“It is in the interest of the banks to have a prosperous nation because then they can lend money… but I don’t believe the removal of credit information creates an environment that facilitates responsible lending,” Coovadia told the committee after it put it to him that denying access to credit to people who had previously had credit judgments against them went against the creation of a prosperous nation.

Christoph Nieuwoudt, FNB’s chief risk officer, told the committee that with compromised risk assessment as a result of the proposed credit amnesty, the “good payers” would be unfairly treated as banks would have to price for high risk on everyone.

He said Basa had agreed that if a consumer had paid up a judgment and did not have money to go to court to have the judgment withdrawn, credit providers could take that information to the credit bureaus.

“Basa has agreed that on a voluntary basis, we will address these issues. That said, we do not believe that just deleting the information that was there has any value to the economy, to our ability to access credit,” he said.

The association went on to suggest that continued removal of adverse credit information could affect South Africa’s sovereign rating and result in contraction of credit granting.

But the committee proposed enlisting the National Treasury’s help in assessing whether the amnesty proposals would create any microeconomic problems.

“We must ask Treasury to comment on these issues,” said Daryl Swanepoel, a member of the committee, referring to Basa’s comments and the concerns raised by Moody’s Investors Service earlier this month.

Moody’s said the government’s interventions to assist over-indebted consumers could have unintended consequences detrimental to credit providers, especially if South Africa’s economic situation worsened.

“We must be cognisant of the impact this might have on the microeconomics of the country. I’d like to hear Treasury’s view on this,” he said.

The committee was appalled at Basa’s “lack of co-operation”, saying its rejection of the mill “clause by clause shows the issue of co-operation we are speaking about doesn’t arise here”.

Basa wanted the credit providers’ code of conduct to be drawn up by the providers but approved by the National Credit Regulator (NCR).

The bill proposes that for any credit provider to be registered in South Africa, they would have to comply with a code of conduct or a guideline prescribed by the minister or the NCR.

Nieuwoudt said banks were not against the guidelines per se. FNB believed these could protect low-income earners and create regulatory certainty for lenders. “It could be a step in curbing excessive pricing… addressing this matter has benefits for both.”

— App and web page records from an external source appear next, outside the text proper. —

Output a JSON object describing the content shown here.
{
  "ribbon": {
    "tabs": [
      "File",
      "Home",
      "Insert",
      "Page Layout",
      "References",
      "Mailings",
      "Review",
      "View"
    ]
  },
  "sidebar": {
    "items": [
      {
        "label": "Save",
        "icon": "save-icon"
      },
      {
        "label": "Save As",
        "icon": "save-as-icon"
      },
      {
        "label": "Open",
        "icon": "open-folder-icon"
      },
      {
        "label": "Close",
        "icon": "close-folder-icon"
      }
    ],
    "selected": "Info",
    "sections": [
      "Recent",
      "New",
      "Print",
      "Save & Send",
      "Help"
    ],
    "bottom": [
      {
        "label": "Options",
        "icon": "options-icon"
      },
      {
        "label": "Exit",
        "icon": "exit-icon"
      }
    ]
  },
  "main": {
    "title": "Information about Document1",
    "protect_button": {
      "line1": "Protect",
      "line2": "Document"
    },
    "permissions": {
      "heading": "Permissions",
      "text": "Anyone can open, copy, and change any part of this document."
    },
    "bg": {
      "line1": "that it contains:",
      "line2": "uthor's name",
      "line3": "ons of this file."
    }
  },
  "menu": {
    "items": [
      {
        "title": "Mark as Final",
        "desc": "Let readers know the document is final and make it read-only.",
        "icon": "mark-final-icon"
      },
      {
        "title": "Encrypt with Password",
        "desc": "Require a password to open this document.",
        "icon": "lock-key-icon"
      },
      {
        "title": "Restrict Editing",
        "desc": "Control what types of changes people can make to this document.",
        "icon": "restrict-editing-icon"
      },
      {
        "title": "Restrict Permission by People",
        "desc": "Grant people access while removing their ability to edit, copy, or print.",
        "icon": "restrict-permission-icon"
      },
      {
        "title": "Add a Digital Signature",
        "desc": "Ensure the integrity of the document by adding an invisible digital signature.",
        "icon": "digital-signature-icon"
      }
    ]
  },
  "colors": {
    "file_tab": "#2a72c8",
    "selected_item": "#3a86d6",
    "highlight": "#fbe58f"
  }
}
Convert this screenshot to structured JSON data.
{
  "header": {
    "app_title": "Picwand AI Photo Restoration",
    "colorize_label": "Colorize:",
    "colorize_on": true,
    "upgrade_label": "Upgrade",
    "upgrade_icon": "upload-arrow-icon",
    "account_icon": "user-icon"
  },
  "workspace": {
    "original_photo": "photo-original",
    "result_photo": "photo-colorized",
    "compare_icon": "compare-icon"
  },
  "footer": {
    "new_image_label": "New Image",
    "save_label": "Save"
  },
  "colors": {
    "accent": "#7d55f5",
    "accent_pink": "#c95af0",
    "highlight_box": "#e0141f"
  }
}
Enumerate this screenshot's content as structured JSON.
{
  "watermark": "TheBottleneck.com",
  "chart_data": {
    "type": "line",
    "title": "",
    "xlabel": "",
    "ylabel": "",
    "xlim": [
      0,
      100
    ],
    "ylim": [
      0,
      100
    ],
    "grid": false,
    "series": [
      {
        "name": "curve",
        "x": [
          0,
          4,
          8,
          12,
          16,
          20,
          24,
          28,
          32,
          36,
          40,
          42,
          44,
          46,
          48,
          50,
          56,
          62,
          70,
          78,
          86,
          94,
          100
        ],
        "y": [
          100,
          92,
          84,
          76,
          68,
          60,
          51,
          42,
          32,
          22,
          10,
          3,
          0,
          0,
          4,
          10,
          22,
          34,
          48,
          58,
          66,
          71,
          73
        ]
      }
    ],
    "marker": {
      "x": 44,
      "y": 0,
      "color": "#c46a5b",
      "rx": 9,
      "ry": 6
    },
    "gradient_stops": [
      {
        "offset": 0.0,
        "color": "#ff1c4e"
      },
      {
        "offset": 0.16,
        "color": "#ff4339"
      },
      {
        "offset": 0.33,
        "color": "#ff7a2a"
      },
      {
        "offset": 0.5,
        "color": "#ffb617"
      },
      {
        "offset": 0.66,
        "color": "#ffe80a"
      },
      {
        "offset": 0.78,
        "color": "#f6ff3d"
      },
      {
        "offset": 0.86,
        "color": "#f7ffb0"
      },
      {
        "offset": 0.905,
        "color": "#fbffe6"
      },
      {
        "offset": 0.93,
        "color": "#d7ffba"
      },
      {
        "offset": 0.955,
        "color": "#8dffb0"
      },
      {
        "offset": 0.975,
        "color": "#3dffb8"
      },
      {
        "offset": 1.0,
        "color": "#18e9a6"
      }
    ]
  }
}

But the committee said lenders should not be allowed to draw up their own guidelines and subscribe to them voluntarily because there was clear evidence of reckless lending taking place, which led to over-indebtedness. - Business Report